> _Directions for this task_
Nothing in the records below should be altered in the copy, although the pictures must be left out.
[[ Provided material, beginning ]]
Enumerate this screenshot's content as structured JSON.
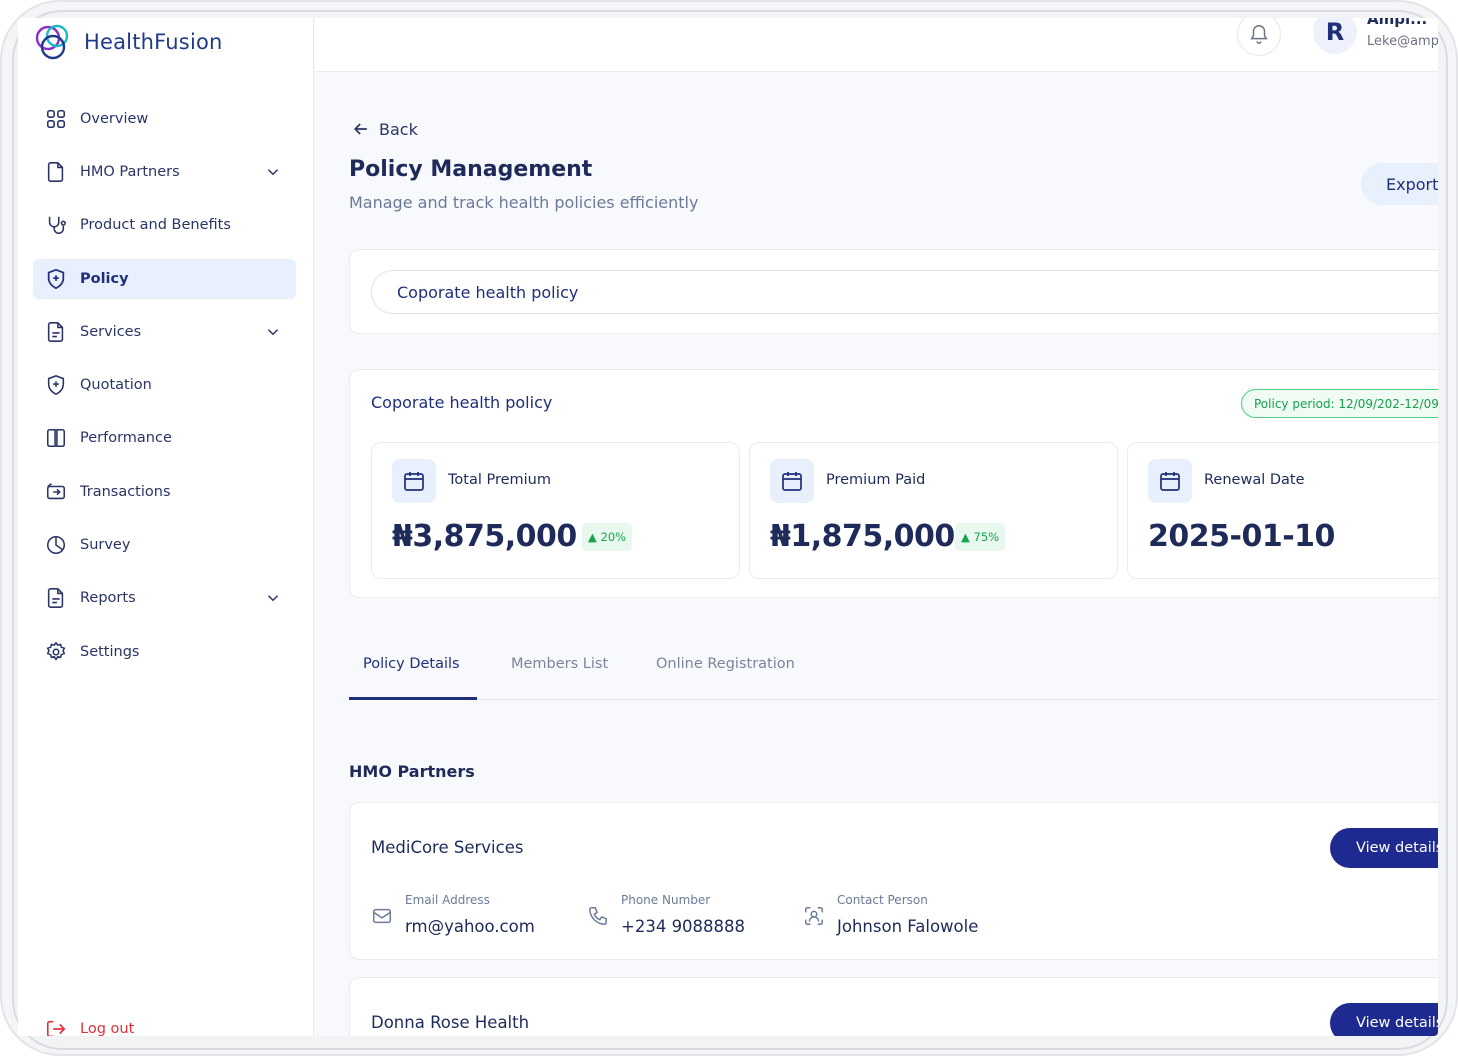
{
  "app": {
    "name": "HealthFusion"
  },
  "sidebar": {
    "items": [
      {
        "label": "Overview",
        "icon": "grid-icon"
      },
      {
        "label": "HMO Partners",
        "icon": "file-icon",
        "expandable": true
      },
      {
        "label": "Product and Benefits",
        "icon": "stethoscope-icon"
      },
      {
        "label": "Policy",
        "icon": "shield-plus-icon",
        "active": true
      },
      {
        "label": "Services",
        "icon": "document-icon",
        "expandable": true
      },
      {
        "label": "Quotation",
        "icon": "shield-plus-icon"
      },
      {
        "label": "Performance",
        "icon": "book-icon"
      },
      {
        "label": "Transactions",
        "icon": "transfer-icon"
      },
      {
        "label": "Survey",
        "icon": "pie-chart-icon"
      },
      {
        "label": "Reports",
        "icon": "document-icon",
        "expandable": true
      },
      {
        "label": "Settings",
        "icon": "gear-icon"
      }
    ],
    "logout_label": "Log out"
  },
  "header": {
    "avatar_initial": "R",
    "user_name": "Ampl...",
    "user_email": "Leke@amp"
  },
  "page": {
    "back_label": "Back",
    "title": "Policy Management",
    "subtitle": "Manage and track health policies efficiently",
    "export_label": "Export",
    "policy_select_value": "Coporate health policy"
  },
  "summary": {
    "title": "Coporate health policy",
    "period_badge": "Policy period: 12/09/202-12/09",
    "stats": [
      {
        "label": "Total Premium",
        "value": "₦3,875,000",
        "delta": "▲ 20%"
      },
      {
        "label": "Premium Paid",
        "value": "₦1,875,000",
        "delta": "▲ 75%"
      },
      {
        "label": "Renewal Date",
        "value": "2025-01-10"
      }
    ]
  },
  "tabs": [
    {
      "label": "Policy  Details",
      "active": true
    },
    {
      "label": "Members List"
    },
    {
      "label": "Online Registration"
    }
  ],
  "hmo_section": {
    "title": "HMO Partners",
    "view_label": "View details",
    "partners": [
      {
        "name": "MediCore Services",
        "email_caption": "Email Address",
        "email": "rm@yahoo.com",
        "phone_caption": "Phone  Number",
        "phone": "+234 9088888",
        "contact_caption": "Contact Person",
        "contact": "Johnson Falowole"
      },
      {
        "name": "Donna Rose Health"
      }
    ]
  },
  "colors": {
    "primary": "#1e2a8f",
    "accent_light": "#e8effd",
    "success": "#16a34a",
    "danger": "#e0323c"
  }
}
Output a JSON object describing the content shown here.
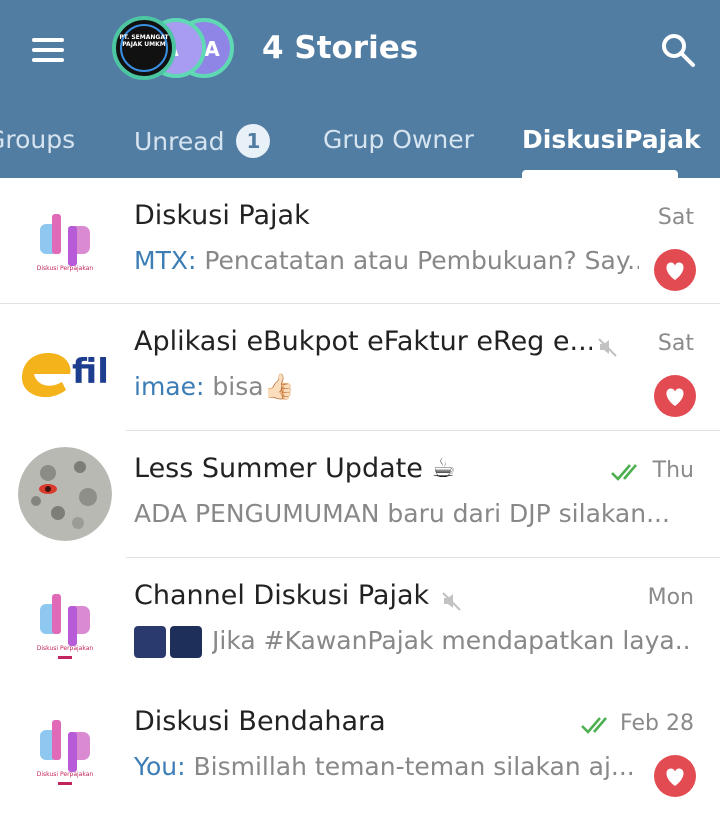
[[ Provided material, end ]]
> _Written reply_
Enumerate this screenshot's content as structured JSON.
{
  "app": {
    "name": "HealthFusion"
  },
  "sidebar": {
    "items": [
      {
        "label": "Overview",
        "icon": "grid-icon"
      },
      {
        "label": "HMO Partners",
        "icon": "file-icon",
        "expandable": true
      },
      {
        "label": "Product and Benefits",
        "icon": "stethoscope-icon"
      },
      {
        "label": "Policy",
        "icon": "shield-plus-icon",
        "active": true
      },
      {
        "label": "Services",
        "icon": "document-icon",
        "expandable": true
      },
      {
        "label": "Quotation",
        "icon": "shield-plus-icon"
      },
      {
        "label": "Performance",
        "icon": "book-icon"
      },
      {
        "label": "Transactions",
        "icon": "transfer-icon"
      },
      {
        "label": "Survey",
        "icon": "pie-chart-icon"
      },
      {
        "label": "Reports",
        "icon": "document-icon",
        "expandable": true
      },
      {
        "label": "Settings",
        "icon": "gear-icon"
      }
    ],
    "logout_label": "Log out"
  },
  "header": {
    "avatar_initial": "R",
    "user_name": "Ampl...",
    "user_email": "Leke@amp"
  },
  "page": {
    "back_label": "Back",
    "title": "Policy Management",
    "subtitle": "Manage and track health policies efficiently",
    "export_label": "Export",
    "policy_select_value": "Coporate health policy"
  },
  "summary": {
    "title": "Coporate health policy",
    "period_badge": "Policy period: 12/09/202-12/09",
    "stats": [
      {
        "label": "Total Premium",
        "value": "₦3,875,000",
        "delta": "▲ 20%"
      },
      {
        "label": "Premium Paid",
        "value": "₦1,875,000",
        "delta": "▲ 75%"
      },
      {
        "label": "Renewal Date",
        "value": "2025-01-10"
      }
    ]
  },
  "tabs": [
    {
      "label": "Policy  Details",
      "active": true
    },
    {
      "label": "Members List"
    },
    {
      "label": "Online Registration"
    }
  ],
  "hmo_section": {
    "title": "HMO Partners",
    "view_label": "View details",
    "partners": [
      {
        "name": "MediCore Services",
        "email_caption": "Email Address",
        "email": "rm@yahoo.com",
        "phone_caption": "Phone  Number",
        "phone": "+234 9088888",
        "contact_caption": "Contact Person",
        "contact": "Johnson Falowole"
      },
      {
        "name": "Donna Rose Health"
      }
    ]
  },
  "colors": {
    "primary": "#1e2a8f",
    "accent_light": "#e8effd",
    "success": "#16a34a",
    "danger": "#e0323c"
  }
}
Output a JSON object describing the content shown here.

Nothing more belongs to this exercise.